Now for more problematic communications, trying to contact the BBC Hausa service reporter in my next stop Port Harcourt, Nigeria's oil capital.
This has so far proved almost as difficult as e-mailing photos to London.
Maybe this is what people meant by Nigeria being a difficult place.
Lagos :: 10 April :: 1600GMT
Now back in the BBC Lagos office after a hot, sweaty and extremely smelly tour of Makoko, one of the city's poorer districts.
I have been given some hi-tech equipment for sending photos and reports over a British mobile phone which is supposed to work out here but so far, no joy.
It's extremely frustrating to have lots of information but no way
of sending it but I'm now finally logged on through the BBC bureau.
It always sounded a bit ambitious this morning, I could have spent five extremely frustrating hours trying to force the technology to adapt to Nigeria but I thought it would be more fruitful to get out on the campaign trail.
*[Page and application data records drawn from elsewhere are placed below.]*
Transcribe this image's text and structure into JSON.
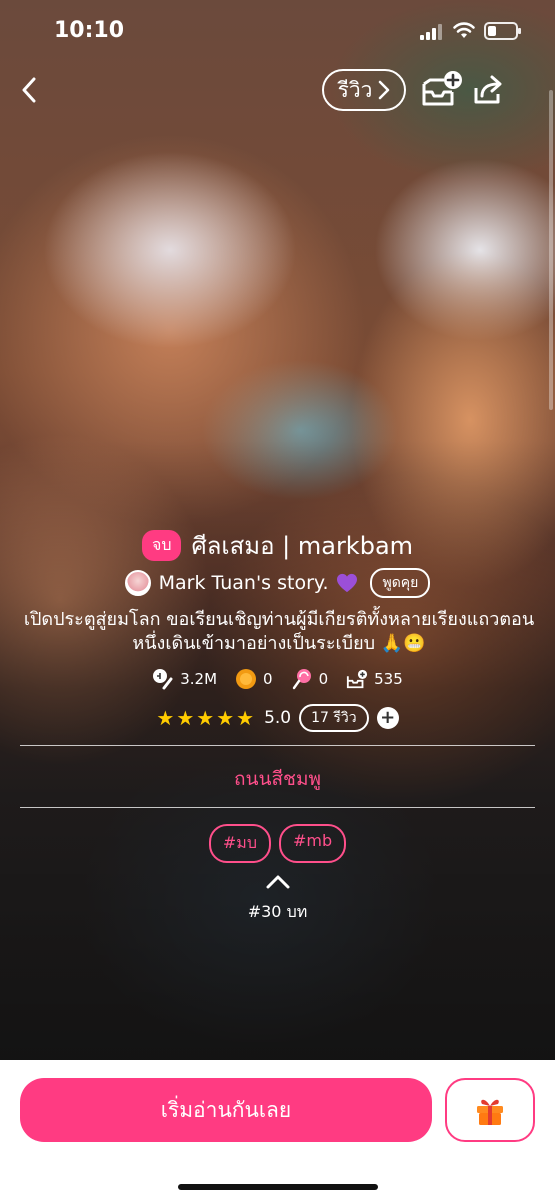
{
  "status_bar": {
    "time": "10:10"
  },
  "nav": {
    "review_label": "รีวิว"
  },
  "story": {
    "end_badge": "จบ",
    "title": "ศีลเสมอ | markbam",
    "author": "Mark Tuan's story.",
    "chat_label": "พูดคุย",
    "description": "เปิดประตูสู่ยมโลก ขอเรียนเชิญท่านผู้มีเกียรติทั้งหลายเรียงแถวตอนหนึ่งเดินเข้ามาอย่างเป็นระเบียบ 🙏😬",
    "stats": {
      "views": "3.2M",
      "coins": "0",
      "candy": "0",
      "library": "535"
    },
    "rating": {
      "stars": 5,
      "score": "5.0",
      "review_count": "17 รีวิว"
    },
    "category": "ถนนสีชมพู",
    "tags": [
      "#มบ",
      "#mb"
    ],
    "episodes": "#30 บท"
  },
  "bottom": {
    "start_label": "เริ่มอ่านกันเลย"
  },
  "colors": {
    "accent": "#ff3b82",
    "pink_text": "#ff4f8b",
    "star": "#ffcc00"
  },
  "icons": [
    "back-icon",
    "chevron-right-icon",
    "library-add-icon",
    "share-icon",
    "views-icon",
    "coin-icon",
    "candy-icon",
    "library-icon",
    "star-icon",
    "plus-icon",
    "chevron-up-icon",
    "gift-icon"
  ]
}
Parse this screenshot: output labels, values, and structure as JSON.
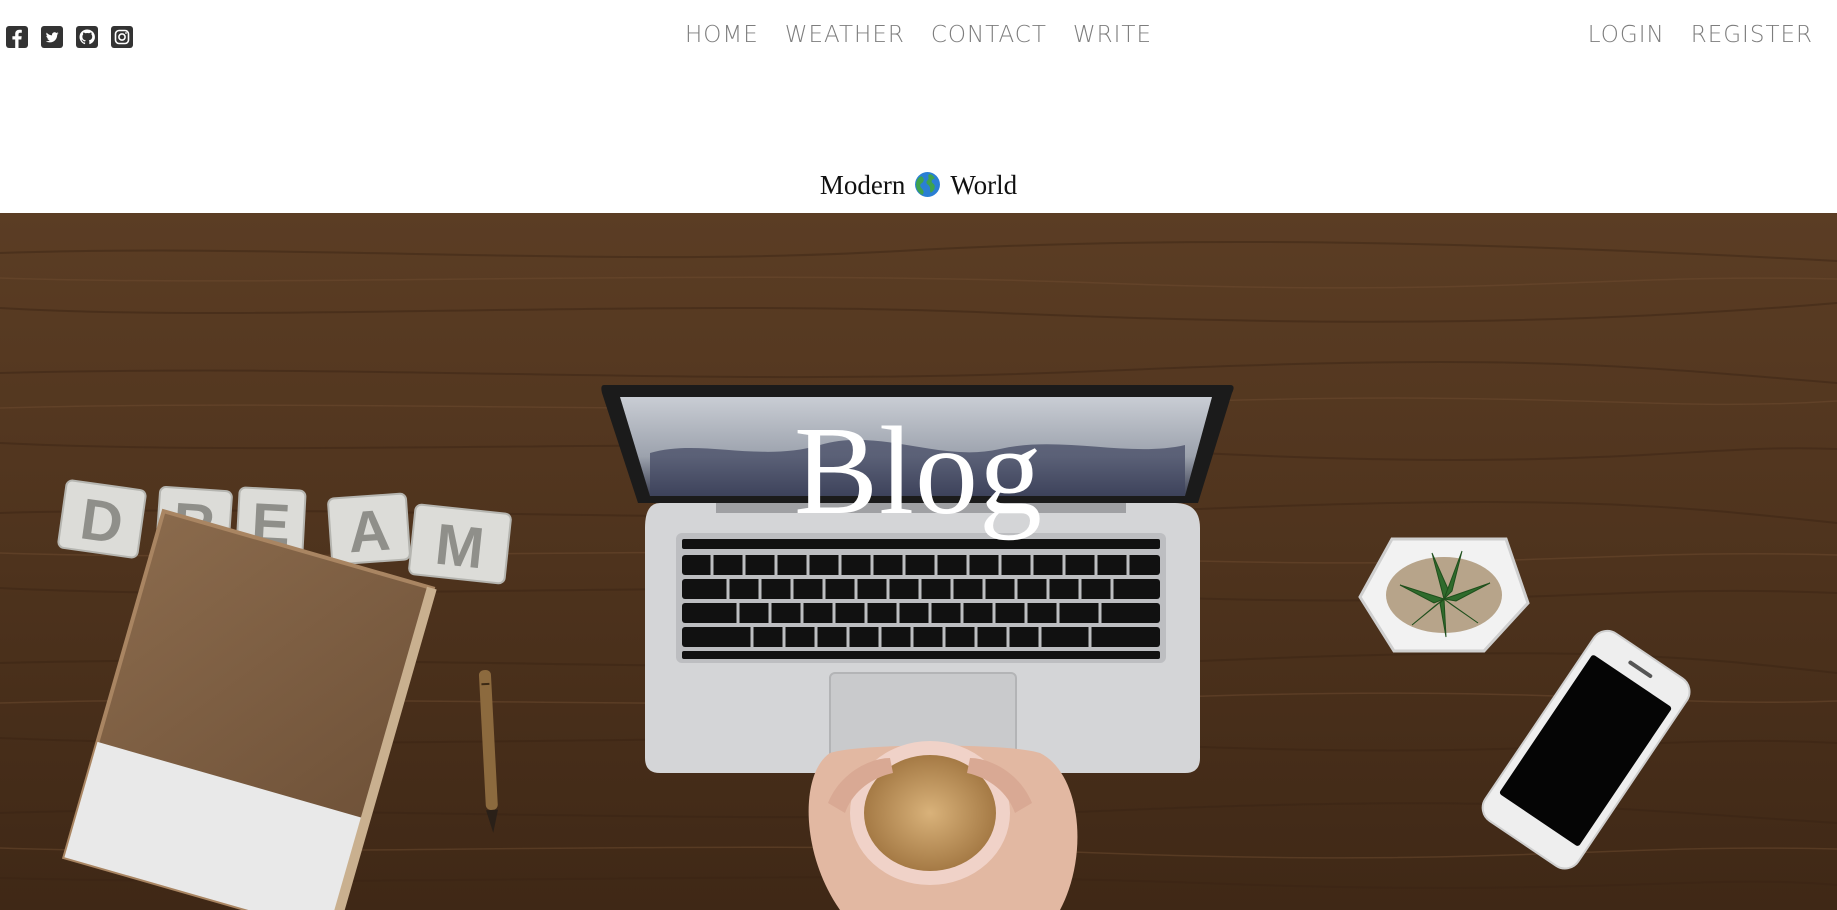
{
  "social": {
    "icons": [
      "facebook-icon",
      "twitter-icon",
      "github-icon",
      "instagram-icon"
    ]
  },
  "nav": {
    "home": "HOME",
    "weather": "WEATHER",
    "contact": "CONTACT",
    "write": "WRITE",
    "login": "LOGIN",
    "register": "REGISTER"
  },
  "header": {
    "subtitle_left": "Modern",
    "subtitle_right": "World",
    "title": "Blog"
  },
  "hero": {
    "letter_blocks": [
      "D",
      "R",
      "E",
      "A",
      "M"
    ]
  },
  "colors": {
    "nav_text": "#7d7d7d",
    "wood": "#5a3a22",
    "title": "#ffffff"
  }
}
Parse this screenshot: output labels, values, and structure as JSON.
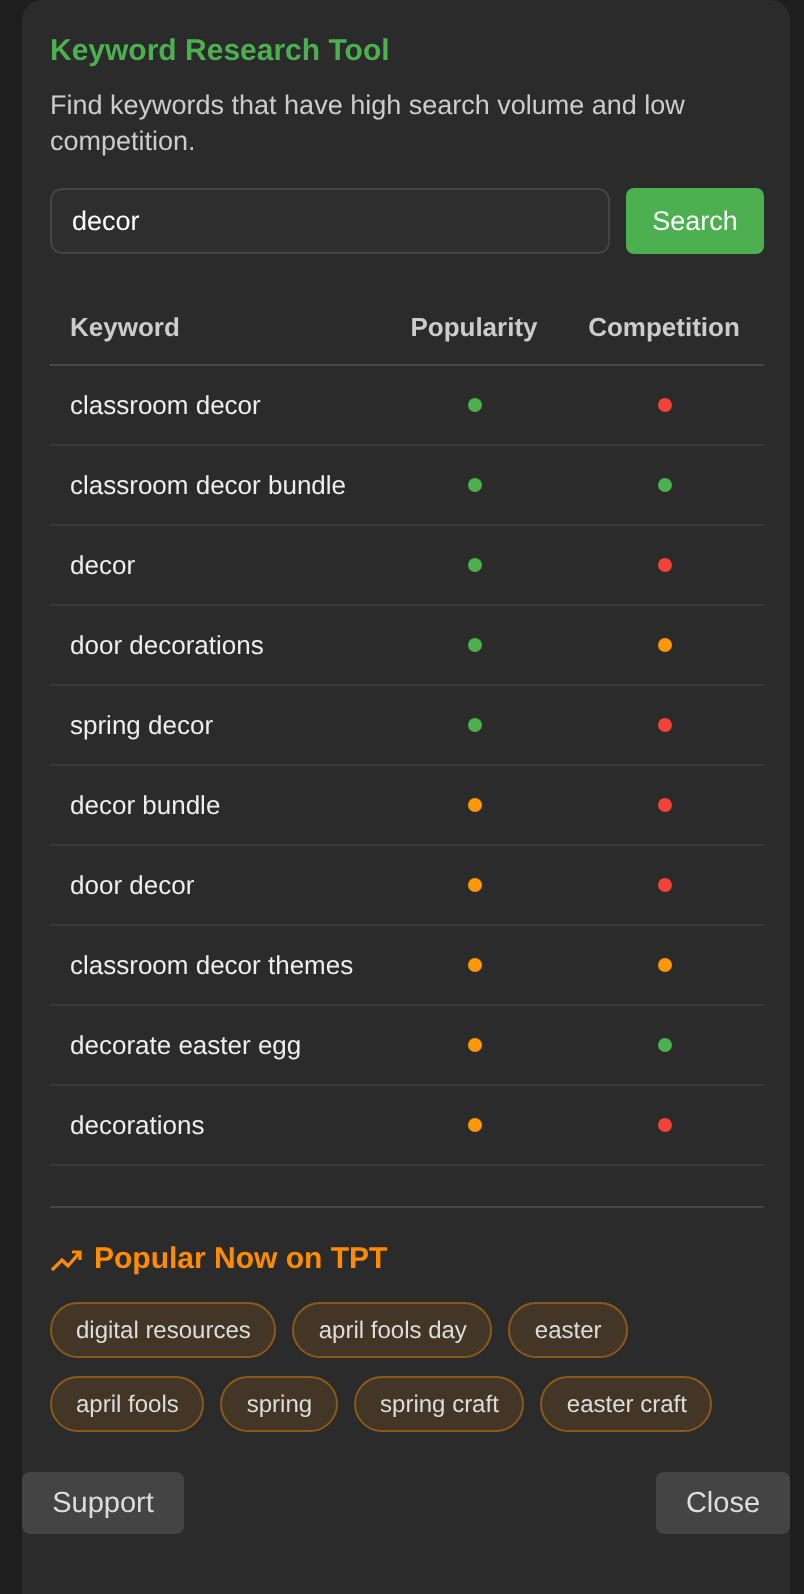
{
  "title": "Keyword Research Tool",
  "description": "Find keywords that have high search volume and low competition.",
  "search": {
    "value": "decor",
    "button": "Search"
  },
  "table": {
    "columns": [
      "Keyword",
      "Popularity",
      "Competition"
    ],
    "rows": [
      {
        "keyword": "classroom decor",
        "popularity": {
          "color": "#4caf50"
        },
        "competition": {
          "color": "#f44336"
        }
      },
      {
        "keyword": "classroom decor bundle",
        "popularity": {
          "color": "#4caf50"
        },
        "competition": {
          "color": "#4caf50"
        }
      },
      {
        "keyword": "decor",
        "popularity": {
          "color": "#4caf50"
        },
        "competition": {
          "color": "#f44336"
        }
      },
      {
        "keyword": "door decorations",
        "popularity": {
          "color": "#4caf50"
        },
        "competition": {
          "color": "#ff9800"
        }
      },
      {
        "keyword": "spring decor",
        "popularity": {
          "color": "#4caf50"
        },
        "competition": {
          "color": "#f44336"
        }
      },
      {
        "keyword": "decor bundle",
        "popularity": {
          "color": "#ff9800"
        },
        "competition": {
          "color": "#f44336"
        }
      },
      {
        "keyword": "door decor",
        "popularity": {
          "color": "#ff9800"
        },
        "competition": {
          "color": "#f44336"
        }
      },
      {
        "keyword": "classroom decor themes",
        "popularity": {
          "color": "#ff9800"
        },
        "competition": {
          "color": "#ff9800"
        }
      },
      {
        "keyword": "decorate easter egg",
        "popularity": {
          "color": "#ff9800"
        },
        "competition": {
          "color": "#4caf50"
        }
      },
      {
        "keyword": "decorations",
        "popularity": {
          "color": "#ff9800"
        },
        "competition": {
          "color": "#f44336"
        }
      }
    ]
  },
  "popular": {
    "title": "Popular Now on TPT",
    "tags": [
      "digital resources",
      "april fools day",
      "easter",
      "april fools",
      "spring",
      "spring craft",
      "easter craft"
    ]
  },
  "overlay_buttons": [
    "Support",
    "Close"
  ]
}
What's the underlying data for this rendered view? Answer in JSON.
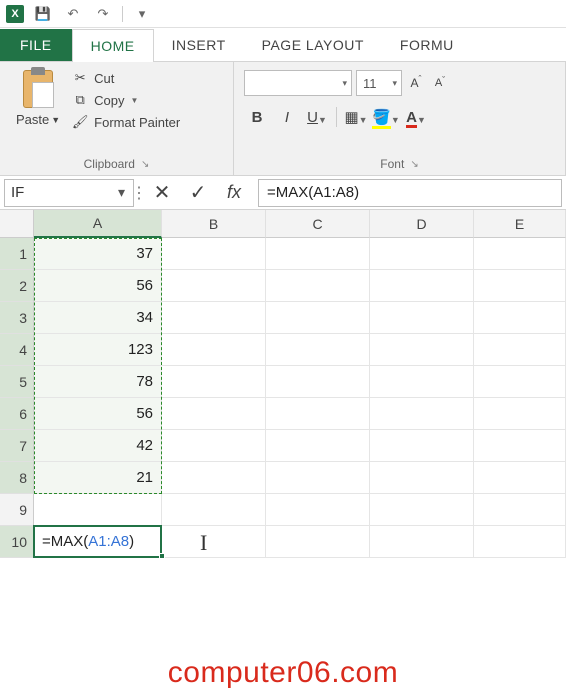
{
  "qat": {
    "logo": "X"
  },
  "tabs": {
    "file": "FILE",
    "home": "HOME",
    "insert": "INSERT",
    "page_layout": "PAGE LAYOUT",
    "formulas": "FORMU"
  },
  "clipboard": {
    "paste": "Paste",
    "cut": "Cut",
    "copy": "Copy",
    "format_painter": "Format Painter",
    "group_label": "Clipboard"
  },
  "font": {
    "family": "",
    "size": "11",
    "group_label": "Font",
    "bold": "B",
    "italic": "I",
    "underline": "U",
    "increase": "A",
    "decrease": "A"
  },
  "formula_bar": {
    "name_box": "IF",
    "formula": "=MAX(A1:A8)"
  },
  "columns": [
    "A",
    "B",
    "C",
    "D",
    "E"
  ],
  "rows": [
    {
      "n": "1",
      "A": "37"
    },
    {
      "n": "2",
      "A": "56"
    },
    {
      "n": "3",
      "A": "34"
    },
    {
      "n": "4",
      "A": "123"
    },
    {
      "n": "5",
      "A": "78"
    },
    {
      "n": "6",
      "A": "56"
    },
    {
      "n": "7",
      "A": "42"
    },
    {
      "n": "8",
      "A": "21"
    },
    {
      "n": "9",
      "A": ""
    },
    {
      "n": "10",
      "A": "=MAX(",
      "range": "A1:A8",
      "tail": ")"
    }
  ],
  "watermark": "computer06.com"
}
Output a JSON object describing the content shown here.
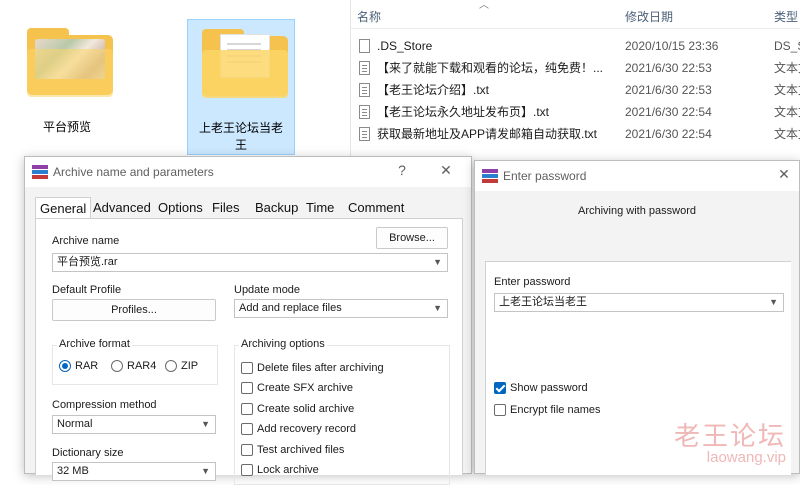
{
  "explorer": {
    "folders": [
      {
        "label": "平台预览",
        "icon": "folder-photo-icon"
      },
      {
        "label": "上老王论坛当老王",
        "icon": "folder-document-icon"
      }
    ],
    "columns": {
      "name": "名称",
      "modified": "修改日期",
      "type": "类型"
    },
    "files": [
      {
        "name": ".DS_Store",
        "date": "2020/10/15 23:36",
        "type": "DS_S",
        "icon": "file-icon"
      },
      {
        "name": "【来了就能下载和观看的论坛，纯免费！...",
        "date": "2021/6/30 22:53",
        "type": "文本文",
        "icon": "text-file-icon"
      },
      {
        "name": "【老王论坛介绍】.txt",
        "date": "2021/6/30 22:53",
        "type": "文本文",
        "icon": "text-file-icon"
      },
      {
        "name": "【老王论坛永久地址发布页】.txt",
        "date": "2021/6/30 22:54",
        "type": "文本文",
        "icon": "text-file-icon"
      },
      {
        "name": "获取最新地址及APP请发邮箱自动获取.txt",
        "date": "2021/6/30 22:54",
        "type": "文本文",
        "icon": "text-file-icon"
      }
    ]
  },
  "archive_dialog": {
    "title": "Archive name and parameters",
    "help": "?",
    "close": "✕",
    "tabs": [
      "General",
      "Advanced",
      "Options",
      "Files",
      "Backup",
      "Time",
      "Comment"
    ],
    "active_tab": "General",
    "archive_name_label": "Archive name",
    "browse_label": "Browse...",
    "archive_name_value": "平台预览.rar",
    "default_profile_label": "Default Profile",
    "profiles_label": "Profiles...",
    "update_mode_label": "Update mode",
    "update_mode_value": "Add and replace files",
    "archive_format_label": "Archive format",
    "formats": [
      {
        "label": "RAR",
        "selected": true
      },
      {
        "label": "RAR4",
        "selected": false
      },
      {
        "label": "ZIP",
        "selected": false
      }
    ],
    "archiving_options_label": "Archiving options",
    "options": [
      {
        "label": "Delete files after archiving",
        "checked": false
      },
      {
        "label": "Create SFX archive",
        "checked": false
      },
      {
        "label": "Create solid archive",
        "checked": false
      },
      {
        "label": "Add recovery record",
        "checked": false
      },
      {
        "label": "Test archived files",
        "checked": false
      },
      {
        "label": "Lock archive",
        "checked": false
      }
    ],
    "compression_method_label": "Compression method",
    "compression_method_value": "Normal",
    "dictionary_size_label": "Dictionary size",
    "dictionary_size_value": "32 MB"
  },
  "password_dialog": {
    "title": "Enter password",
    "close": "✕",
    "heading": "Archiving with password",
    "enter_password_label": "Enter password",
    "password_value": "上老王论坛当老王",
    "show_password_label": "Show password",
    "show_password_checked": true,
    "encrypt_names_label": "Encrypt file names",
    "encrypt_names_checked": false
  },
  "watermark": {
    "main": "老王论坛",
    "sub": "laowang.vip"
  },
  "colors": {
    "accent": "#0067c0",
    "selection": "#cce8ff",
    "folder": "#fcd667",
    "watermark": "#f0b7b7"
  }
}
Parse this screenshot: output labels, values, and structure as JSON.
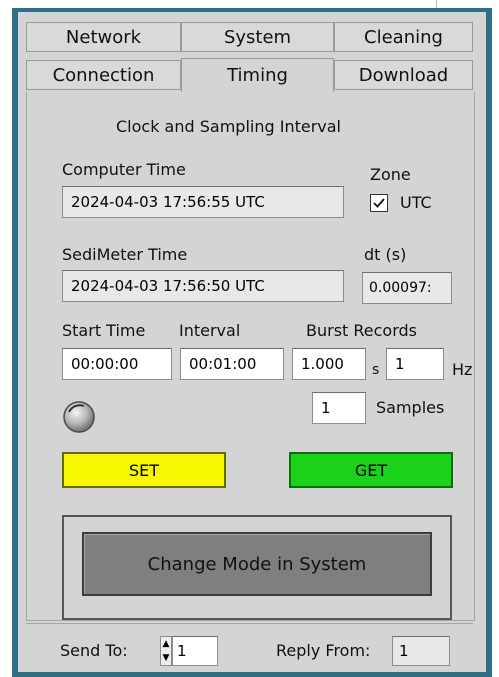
{
  "tabs": {
    "row1": [
      "Network",
      "System",
      "Cleaning"
    ],
    "row2": [
      "Connection",
      "Timing",
      "Download"
    ]
  },
  "section_title": "Clock and Sampling Interval",
  "computer_time": {
    "label": "Computer Time",
    "value": "2024-04-03 17:56:55 UTC"
  },
  "zone": {
    "label": "Zone",
    "checkbox_label": "UTC",
    "checked": true
  },
  "sedimeter_time": {
    "label": "SediMeter Time",
    "value": "2024-04-03 17:56:50 UTC"
  },
  "dt": {
    "label": "dt (s)",
    "value": "0.00097:"
  },
  "start_time": {
    "label": "Start Time",
    "value": "00:00:00"
  },
  "interval": {
    "label": "Interval",
    "value": "00:01:00"
  },
  "burst": {
    "label": "Burst Records",
    "seconds_value": "1.000",
    "seconds_unit": "s",
    "hz_value": "1",
    "hz_unit": "Hz",
    "samples_value": "1",
    "samples_label": "Samples"
  },
  "buttons": {
    "set": "SET",
    "get": "GET",
    "change_mode": "Change Mode in System"
  },
  "footer": {
    "send_to_label": "Send To:",
    "send_to_value": "1",
    "reply_from_label": "Reply From:",
    "reply_from_value": "1"
  },
  "colors": {
    "set": "#f7f700",
    "get": "#19d219",
    "frame": "#2f6f86"
  }
}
Lagos poster printers are certainly doing a roaring trade, with posters for the candidates for the presidency and state governor covering many walls.
But in Makoko, people were just trying to get enough fish to eat and not fall sick in the appallingly unhygienic conditions which surround them.
Human faeces float in the water, where the fish are caught and where children go swimming.
The toilets in most shacks consist of a hole in the floor, with some upright planks for a modicum of privacy, leading down to the water below.
PDP activists shovel sewage off the streets
Few residents expect the elections to drastically change their lives for
But they say they will vote, in the hope it brings some progress.
Apart from the posters, the only campaigning I saw was from the ruling People's Democratic Party.
A dozen activists were out on the roads around the lagoons, trying to clear them of the diluted raw sewage which was up to two feet deep, causing chronic traffic jams.
A very small drop in an enormous, and very dirty, ocean of work which awaits the winner of next week's poll.
Lagos :: 9 April :: 2100GMT
Whenever I say that I'm going to Nigeria, people react in the same way - their face drops and they warn knowingly: "Nigeria is a very difficult place."
Even Nigerians do not encourage people to visit their homeland.
Surely, it can't be that bad?
But just getting to Lagos has been, how shall I put it - an interesting
Passengers flying from London to Lagos have three times more baggage
allowance than most travellers - 64kg each, compared to 20kg on most
But even this was not enough for some people.
One passenger on my flight gave some bags to another traveller.
Some might see this as a trivial way of avoiding a huge excess luggage bill
but in these days of tough airline security regulations, it was treated as a
major security scare.
Both passengers were thrown off the flight and, to ensure that neither had
left any luggage on board, every single bag on the plane - hand luggage and
in the hold - had to be identified by a passenger still on board the plane.
By the time each of the 350-odd passengers on the 747 had tramped down the
stairs and on to the tarmac in the mild London drizzle to identify each
plastic carrier bag and suitcase, our flight was delayed by more than three
My first contacts with the body in charge of running the elections
have also not been promising.
I wanted to find out how many candidates were contesting the presidential election.
Not too difficult, you might think.
For two weeks, I phoned up various officials from the Independent National Electoral Commission (Inec), who were always "in a meeting".
Whenever I did manage to get through to someone I'd been told could give me
the information, he invariably said: "I'll just get the final list, call
back in 30 minutes."
And half an hour later?
"He is not on seat," sighs the receptionist, before abruptly putting the
In the end, I managed to get hold of an unofficial list, which tallied with
one I'd come across on a Nigerian website.
My experience so far has confirmed some of the warnings. But now the real work begins.